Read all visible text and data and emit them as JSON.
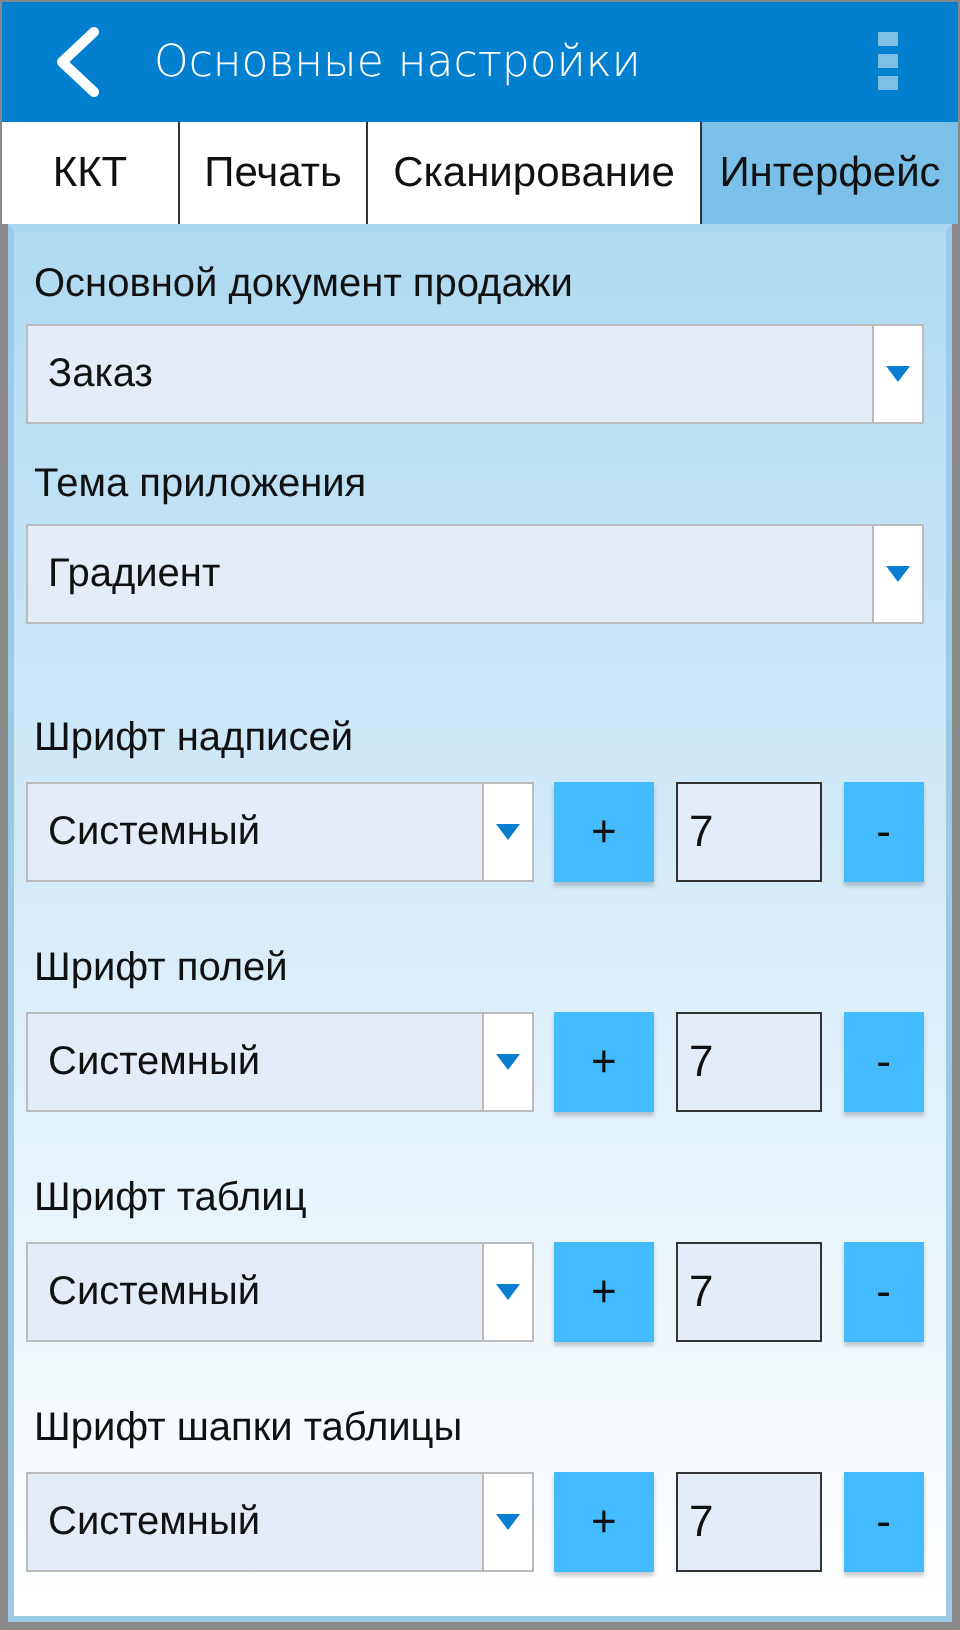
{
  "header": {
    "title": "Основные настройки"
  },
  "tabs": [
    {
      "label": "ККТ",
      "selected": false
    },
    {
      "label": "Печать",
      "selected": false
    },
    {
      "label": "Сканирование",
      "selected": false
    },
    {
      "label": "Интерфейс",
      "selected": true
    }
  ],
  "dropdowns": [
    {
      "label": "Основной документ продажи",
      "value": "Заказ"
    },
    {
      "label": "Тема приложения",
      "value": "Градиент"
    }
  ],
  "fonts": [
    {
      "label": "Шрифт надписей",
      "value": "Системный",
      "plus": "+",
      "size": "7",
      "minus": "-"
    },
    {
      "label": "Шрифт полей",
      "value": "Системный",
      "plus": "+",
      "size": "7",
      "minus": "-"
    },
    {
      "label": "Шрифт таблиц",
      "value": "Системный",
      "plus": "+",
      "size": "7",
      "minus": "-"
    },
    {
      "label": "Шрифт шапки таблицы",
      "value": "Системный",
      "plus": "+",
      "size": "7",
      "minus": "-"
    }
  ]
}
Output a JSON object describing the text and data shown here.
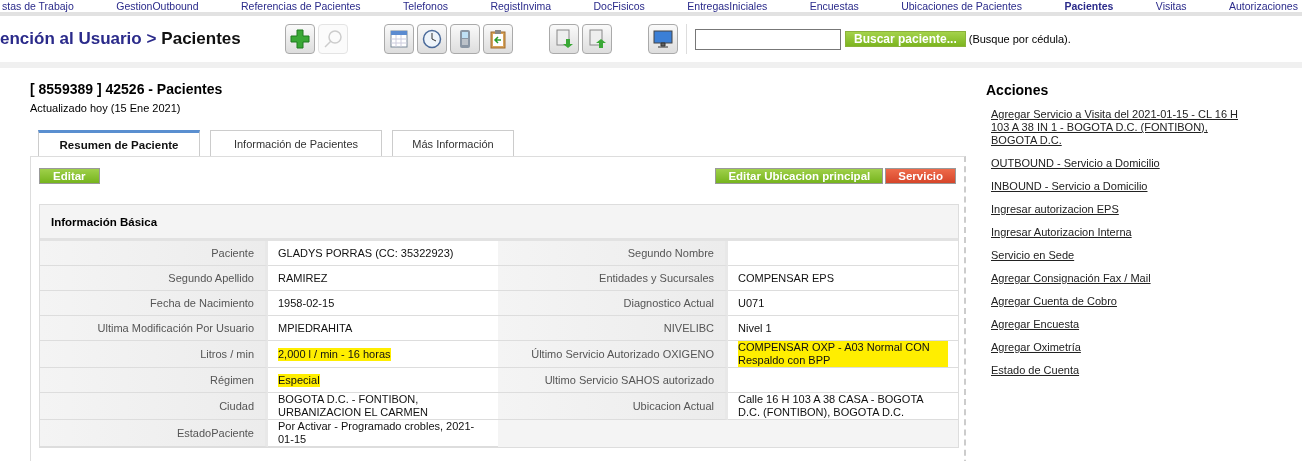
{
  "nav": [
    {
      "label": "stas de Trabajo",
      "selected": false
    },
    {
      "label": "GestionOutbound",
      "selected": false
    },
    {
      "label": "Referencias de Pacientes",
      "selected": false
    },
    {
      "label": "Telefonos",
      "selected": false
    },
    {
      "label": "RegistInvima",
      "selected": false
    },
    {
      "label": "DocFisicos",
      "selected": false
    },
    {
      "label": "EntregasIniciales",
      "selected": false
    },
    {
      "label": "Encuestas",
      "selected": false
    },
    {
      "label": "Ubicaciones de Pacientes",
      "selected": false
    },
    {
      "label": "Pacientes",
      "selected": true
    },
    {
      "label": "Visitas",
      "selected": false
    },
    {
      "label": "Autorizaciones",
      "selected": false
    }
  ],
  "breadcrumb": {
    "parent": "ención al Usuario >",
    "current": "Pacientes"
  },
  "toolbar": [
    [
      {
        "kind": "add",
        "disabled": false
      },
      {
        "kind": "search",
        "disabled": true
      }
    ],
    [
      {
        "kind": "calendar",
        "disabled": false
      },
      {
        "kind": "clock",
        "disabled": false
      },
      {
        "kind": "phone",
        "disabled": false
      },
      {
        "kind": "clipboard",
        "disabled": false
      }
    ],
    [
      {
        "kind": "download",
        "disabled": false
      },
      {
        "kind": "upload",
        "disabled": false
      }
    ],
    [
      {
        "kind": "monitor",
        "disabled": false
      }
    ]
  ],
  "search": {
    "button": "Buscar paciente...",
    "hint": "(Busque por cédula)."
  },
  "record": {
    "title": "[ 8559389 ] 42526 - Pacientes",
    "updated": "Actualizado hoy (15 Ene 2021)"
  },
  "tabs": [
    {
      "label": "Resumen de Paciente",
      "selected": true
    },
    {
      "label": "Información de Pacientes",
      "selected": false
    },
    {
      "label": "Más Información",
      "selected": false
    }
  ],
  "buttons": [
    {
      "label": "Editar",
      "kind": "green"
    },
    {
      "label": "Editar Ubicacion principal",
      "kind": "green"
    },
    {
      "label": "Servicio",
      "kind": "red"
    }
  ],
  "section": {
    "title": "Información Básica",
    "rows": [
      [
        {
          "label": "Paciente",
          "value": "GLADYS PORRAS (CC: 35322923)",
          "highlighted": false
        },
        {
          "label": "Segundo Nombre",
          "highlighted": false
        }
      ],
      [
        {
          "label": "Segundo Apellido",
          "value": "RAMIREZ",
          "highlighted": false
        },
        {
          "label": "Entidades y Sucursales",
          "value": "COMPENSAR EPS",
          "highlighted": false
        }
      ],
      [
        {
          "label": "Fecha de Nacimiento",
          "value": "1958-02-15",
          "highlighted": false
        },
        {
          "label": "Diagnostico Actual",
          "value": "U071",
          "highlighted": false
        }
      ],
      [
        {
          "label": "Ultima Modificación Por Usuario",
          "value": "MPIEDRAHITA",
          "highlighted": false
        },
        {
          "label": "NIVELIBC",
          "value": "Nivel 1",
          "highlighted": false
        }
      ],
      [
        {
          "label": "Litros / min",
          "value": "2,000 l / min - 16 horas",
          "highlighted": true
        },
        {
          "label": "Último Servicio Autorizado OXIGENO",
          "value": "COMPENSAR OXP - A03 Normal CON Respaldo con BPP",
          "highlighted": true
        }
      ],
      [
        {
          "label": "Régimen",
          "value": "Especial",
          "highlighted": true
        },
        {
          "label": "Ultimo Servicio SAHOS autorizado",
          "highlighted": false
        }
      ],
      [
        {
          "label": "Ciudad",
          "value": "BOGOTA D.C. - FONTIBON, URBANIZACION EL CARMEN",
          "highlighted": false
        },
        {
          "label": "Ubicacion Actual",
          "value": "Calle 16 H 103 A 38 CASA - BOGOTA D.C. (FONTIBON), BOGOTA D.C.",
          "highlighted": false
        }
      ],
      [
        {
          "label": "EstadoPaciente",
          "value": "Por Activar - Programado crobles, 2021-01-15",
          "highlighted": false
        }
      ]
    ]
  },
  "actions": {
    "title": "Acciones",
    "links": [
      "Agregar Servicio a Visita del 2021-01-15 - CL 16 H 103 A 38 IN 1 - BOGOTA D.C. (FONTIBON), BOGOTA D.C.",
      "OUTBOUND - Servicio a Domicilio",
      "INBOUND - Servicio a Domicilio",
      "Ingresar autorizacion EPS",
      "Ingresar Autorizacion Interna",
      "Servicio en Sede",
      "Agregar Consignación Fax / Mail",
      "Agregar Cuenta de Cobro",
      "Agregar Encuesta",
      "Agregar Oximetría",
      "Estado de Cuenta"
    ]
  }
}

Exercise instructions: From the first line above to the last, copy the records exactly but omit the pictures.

Worked solution:
Read all visible text and data and emit them as JSON.
{
  "header": {
    "title": "Основные настройки"
  },
  "tabs": [
    {
      "label": "ККТ",
      "selected": false
    },
    {
      "label": "Печать",
      "selected": false
    },
    {
      "label": "Сканирование",
      "selected": false
    },
    {
      "label": "Интерфейс",
      "selected": true
    }
  ],
  "dropdowns": [
    {
      "label": "Основной документ продажи",
      "value": "Заказ"
    },
    {
      "label": "Тема приложения",
      "value": "Градиент"
    }
  ],
  "fonts": [
    {
      "label": "Шрифт надписей",
      "value": "Системный",
      "plus": "+",
      "size": "7",
      "minus": "-"
    },
    {
      "label": "Шрифт полей",
      "value": "Системный",
      "plus": "+",
      "size": "7",
      "minus": "-"
    },
    {
      "label": "Шрифт таблиц",
      "value": "Системный",
      "plus": "+",
      "size": "7",
      "minus": "-"
    },
    {
      "label": "Шрифт шапки таблицы",
      "value": "Системный",
      "plus": "+",
      "size": "7",
      "minus": "-"
    }
  ]
}
Output a JSON object describing the text and data shown here.
{
  "nav": [
    {
      "label": "stas de Trabajo",
      "selected": false
    },
    {
      "label": "GestionOutbound",
      "selected": false
    },
    {
      "label": "Referencias de Pacientes",
      "selected": false
    },
    {
      "label": "Telefonos",
      "selected": false
    },
    {
      "label": "RegistInvima",
      "selected": false
    },
    {
      "label": "DocFisicos",
      "selected": false
    },
    {
      "label": "EntregasIniciales",
      "selected": false
    },
    {
      "label": "Encuestas",
      "selected": false
    },
    {
      "label": "Ubicaciones de Pacientes",
      "selected": false
    },
    {
      "label": "Pacientes",
      "selected": true
    },
    {
      "label": "Visitas",
      "selected": false
    },
    {
      "label": "Autorizaciones",
      "selected": false
    }
  ],
  "breadcrumb": {
    "parent": "ención al Usuario >",
    "current": "Pacientes"
  },
  "toolbar": [
    [
      {
        "kind": "add",
        "disabled": false
      },
      {
        "kind": "search",
        "disabled": true
      }
    ],
    [
      {
        "kind": "calendar",
        "disabled": false
      },
      {
        "kind": "clock",
        "disabled": false
      },
      {
        "kind": "phone",
        "disabled": false
      },
      {
        "kind": "clipboard",
        "disabled": false
      }
    ],
    [
      {
        "kind": "download",
        "disabled": false
      },
      {
        "kind": "upload",
        "disabled": false
      }
    ],
    [
      {
        "kind": "monitor",
        "disabled": false
      }
    ]
  ],
  "search": {
    "button": "Buscar paciente...",
    "hint": "(Busque por cédula)."
  },
  "record": {
    "title": "[ 8559389 ] 42526 - Pacientes",
    "updated": "Actualizado hoy (15 Ene 2021)"
  },
  "tabs": [
    {
      "label": "Resumen de Paciente",
      "selected": true
    },
    {
      "label": "Información de Pacientes",
      "selected": false
    },
    {
      "label": "Más Información",
      "selected": false
    }
  ],
  "buttons": [
    {
      "label": "Editar",
      "kind": "green"
    },
    {
      "label": "Editar Ubicacion principal",
      "kind": "green"
    },
    {
      "label": "Servicio",
      "kind": "red"
    }
  ],
  "section": {
    "title": "Información Básica",
    "rows": [
      [
        {
          "label": "Paciente",
          "value": "GLADYS PORRAS (CC: 35322923)",
          "highlighted": false
        },
        {
          "label": "Segundo Nombre",
          "highlighted": false
        }
      ],
      [
        {
          "label": "Segundo Apellido",
          "value": "RAMIREZ",
          "highlighted": false
        },
        {
          "label": "Entidades y Sucursales",
          "value": "COMPENSAR EPS",
          "highlighted": false
        }
      ],
      [
        {
          "label": "Fecha de Nacimiento",
          "value": "1958-02-15",
          "highlighted": false
        },
        {
          "label": "Diagnostico Actual",
          "value": "U071",
          "highlighted": false
        }
      ],
      [
        {
          "label": "Ultima Modificación Por Usuario",
          "value": "MPIEDRAHITA",
          "highlighted": false
        },
        {
          "label": "NIVELIBC",
          "value": "Nivel 1",
          "highlighted": false
        }
      ],
      [
        {
          "label": "Litros / min",
          "value": "2,000 l / min - 16 horas",
          "highlighted": true
        },
        {
          "label": "Último Servicio Autorizado OXIGENO",
          "value": "COMPENSAR OXP - A03 Normal CON Respaldo con BPP",
          "highlighted": true
        }
      ],
      [
        {
          "label": "Régimen",
          "value": "Especial",
          "highlighted": true
        },
        {
          "label": "Ultimo Servicio SAHOS autorizado",
          "highlighted": false
        }
      ],
      [
        {
          "label": "Ciudad",
          "value": "BOGOTA D.C. - FONTIBON, URBANIZACION EL CARMEN",
          "highlighted": false
        },
        {
          "label": "Ubicacion Actual",
          "value": "Calle 16 H 103 A 38 CASA - BOGOTA D.C. (FONTIBON), BOGOTA D.C.",
          "highlighted": false
        }
      ],
      [
        {
          "label": "EstadoPaciente",
          "value": "Por Activar - Programado crobles, 2021-01-15",
          "highlighted": false
        }
      ]
    ]
  },
  "actions": {
    "title": "Acciones",
    "links": [
      "Agregar Servicio a Visita del 2021-01-15 - CL 16 H 103 A 38 IN 1 - BOGOTA D.C. (FONTIBON), BOGOTA D.C.",
      "OUTBOUND - Servicio a Domicilio",
      "INBOUND - Servicio a Domicilio",
      "Ingresar autorizacion EPS",
      "Ingresar Autorizacion Interna",
      "Servicio en Sede",
      "Agregar Consignación Fax / Mail",
      "Agregar Cuenta de Cobro",
      "Agregar Encuesta",
      "Agregar Oximetría",
      "Estado de Cuenta"
    ]
  }
}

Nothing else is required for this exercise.